Division Recovery Rate: -35.0%

War Support: -20.0%

Low Military Morale The Russian Liberation Army would not get far in its quest for national liberation without its armed men. Yet our current army morale is low.Veterans from Moskowien miss home, and worry about their family. their younger comrades find conscription into an army of traitors repulsive. Supplies are low, pay is poor. Many officers avoid the barracks out of fear of mutinous troops. Recruitable Population Factor: -5%

Divison Recovery Rate: -10.0%

War Support: -15.00%

Low Civilian Morale Our army claims to fight to liberate the people of Russia. Alas, our current civilian morale is low. People living within areas we administer find their lives nasty, brutish and short. Food shortages, predatory taxation rackets ran by local soldiers and a general breakdown of law and order make the life of the population hellish. All curse the day the German dogs of the ROA slipped their leash. Political Power Gain: -15%

Stability: -10.00%

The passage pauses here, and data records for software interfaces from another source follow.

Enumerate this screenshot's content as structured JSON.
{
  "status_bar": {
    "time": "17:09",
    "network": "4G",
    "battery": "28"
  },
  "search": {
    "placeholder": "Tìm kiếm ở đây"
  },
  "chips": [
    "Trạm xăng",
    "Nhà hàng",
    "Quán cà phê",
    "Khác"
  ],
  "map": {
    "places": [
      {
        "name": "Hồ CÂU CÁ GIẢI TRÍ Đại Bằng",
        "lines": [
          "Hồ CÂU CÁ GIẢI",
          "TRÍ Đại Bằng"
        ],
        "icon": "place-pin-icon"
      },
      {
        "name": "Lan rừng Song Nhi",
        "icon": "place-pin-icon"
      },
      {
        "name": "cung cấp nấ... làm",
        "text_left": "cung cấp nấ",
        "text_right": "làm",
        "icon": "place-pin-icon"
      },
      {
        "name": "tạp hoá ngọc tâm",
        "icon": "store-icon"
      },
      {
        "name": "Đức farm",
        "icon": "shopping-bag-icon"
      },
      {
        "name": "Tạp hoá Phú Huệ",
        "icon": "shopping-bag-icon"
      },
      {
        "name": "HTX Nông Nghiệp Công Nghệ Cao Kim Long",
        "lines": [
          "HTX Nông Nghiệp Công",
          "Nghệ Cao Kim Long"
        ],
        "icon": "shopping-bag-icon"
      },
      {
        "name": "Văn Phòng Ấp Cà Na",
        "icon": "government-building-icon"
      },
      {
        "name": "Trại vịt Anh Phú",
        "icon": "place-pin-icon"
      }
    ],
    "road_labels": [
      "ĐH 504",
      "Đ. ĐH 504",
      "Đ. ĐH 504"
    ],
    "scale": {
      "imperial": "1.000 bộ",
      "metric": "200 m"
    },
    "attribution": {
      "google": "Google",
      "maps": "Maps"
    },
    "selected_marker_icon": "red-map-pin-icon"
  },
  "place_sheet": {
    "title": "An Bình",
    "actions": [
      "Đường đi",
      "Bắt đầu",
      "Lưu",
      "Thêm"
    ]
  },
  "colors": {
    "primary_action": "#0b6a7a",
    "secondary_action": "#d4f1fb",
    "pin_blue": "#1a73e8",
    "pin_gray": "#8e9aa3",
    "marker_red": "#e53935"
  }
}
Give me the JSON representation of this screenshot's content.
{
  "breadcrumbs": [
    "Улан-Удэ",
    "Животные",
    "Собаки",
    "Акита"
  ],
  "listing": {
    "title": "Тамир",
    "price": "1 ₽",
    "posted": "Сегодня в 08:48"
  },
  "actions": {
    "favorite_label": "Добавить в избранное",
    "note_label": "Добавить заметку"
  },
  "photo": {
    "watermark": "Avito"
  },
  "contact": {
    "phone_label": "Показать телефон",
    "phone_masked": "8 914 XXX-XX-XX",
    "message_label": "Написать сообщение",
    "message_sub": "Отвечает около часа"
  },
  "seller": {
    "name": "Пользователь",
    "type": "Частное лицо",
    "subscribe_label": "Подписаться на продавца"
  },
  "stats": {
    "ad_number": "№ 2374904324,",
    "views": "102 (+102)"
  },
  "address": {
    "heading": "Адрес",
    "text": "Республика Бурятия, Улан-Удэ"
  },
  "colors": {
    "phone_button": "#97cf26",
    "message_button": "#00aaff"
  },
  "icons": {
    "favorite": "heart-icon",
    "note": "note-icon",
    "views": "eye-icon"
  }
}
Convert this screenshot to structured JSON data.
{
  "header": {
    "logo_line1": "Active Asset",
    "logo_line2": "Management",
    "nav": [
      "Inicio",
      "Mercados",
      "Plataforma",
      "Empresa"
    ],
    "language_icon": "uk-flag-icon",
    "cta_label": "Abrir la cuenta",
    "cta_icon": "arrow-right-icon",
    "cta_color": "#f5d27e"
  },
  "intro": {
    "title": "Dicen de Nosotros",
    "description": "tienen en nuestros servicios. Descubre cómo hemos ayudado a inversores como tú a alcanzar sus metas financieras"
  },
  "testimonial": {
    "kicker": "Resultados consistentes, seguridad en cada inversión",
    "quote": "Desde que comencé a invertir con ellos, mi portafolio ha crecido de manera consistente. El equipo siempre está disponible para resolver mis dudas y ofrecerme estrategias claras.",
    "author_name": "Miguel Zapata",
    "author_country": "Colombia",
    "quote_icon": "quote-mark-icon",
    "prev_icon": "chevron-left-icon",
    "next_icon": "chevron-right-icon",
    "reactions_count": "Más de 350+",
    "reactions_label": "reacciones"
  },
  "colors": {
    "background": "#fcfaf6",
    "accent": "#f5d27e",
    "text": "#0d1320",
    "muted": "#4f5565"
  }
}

Needed Consumer Goods: +10.00%

Negligible Corruption Sincerity is the way of Heaven. Our current corruption level is low.Paralegal means can be helpful in the Russian Anarchy, where governmental resources are often stretched thin. Nevertheless, our state has cracked down on most sources of corruption. While this may make our dealings with Moskowien harder, it also secures our control of the army by removing competing poles of power. Stability: +5.00%

Inflation Rate Modifier: -0.05%

Taxable Population: +5.00%

Needed Consumer Goods: -5.00%

Quotes[edit | edit source]

Capitulation quote[edit | edit source]

"The traitors will never get to tell their side of the story."

Origins: This quote is original to The New Order.

Trivia[edit | edit source]

  • The Samara game files show that there are two unused leader portraits, one of Viktor Maltzev and one of Wilfried Strik-Strikfeldt.
  • Mikhail Oktan's localization files show that a lot of his focuses were originally named after Maltzev, suggesting that he was an original candidate for the fascist Samara path, before being replaced with Oktan.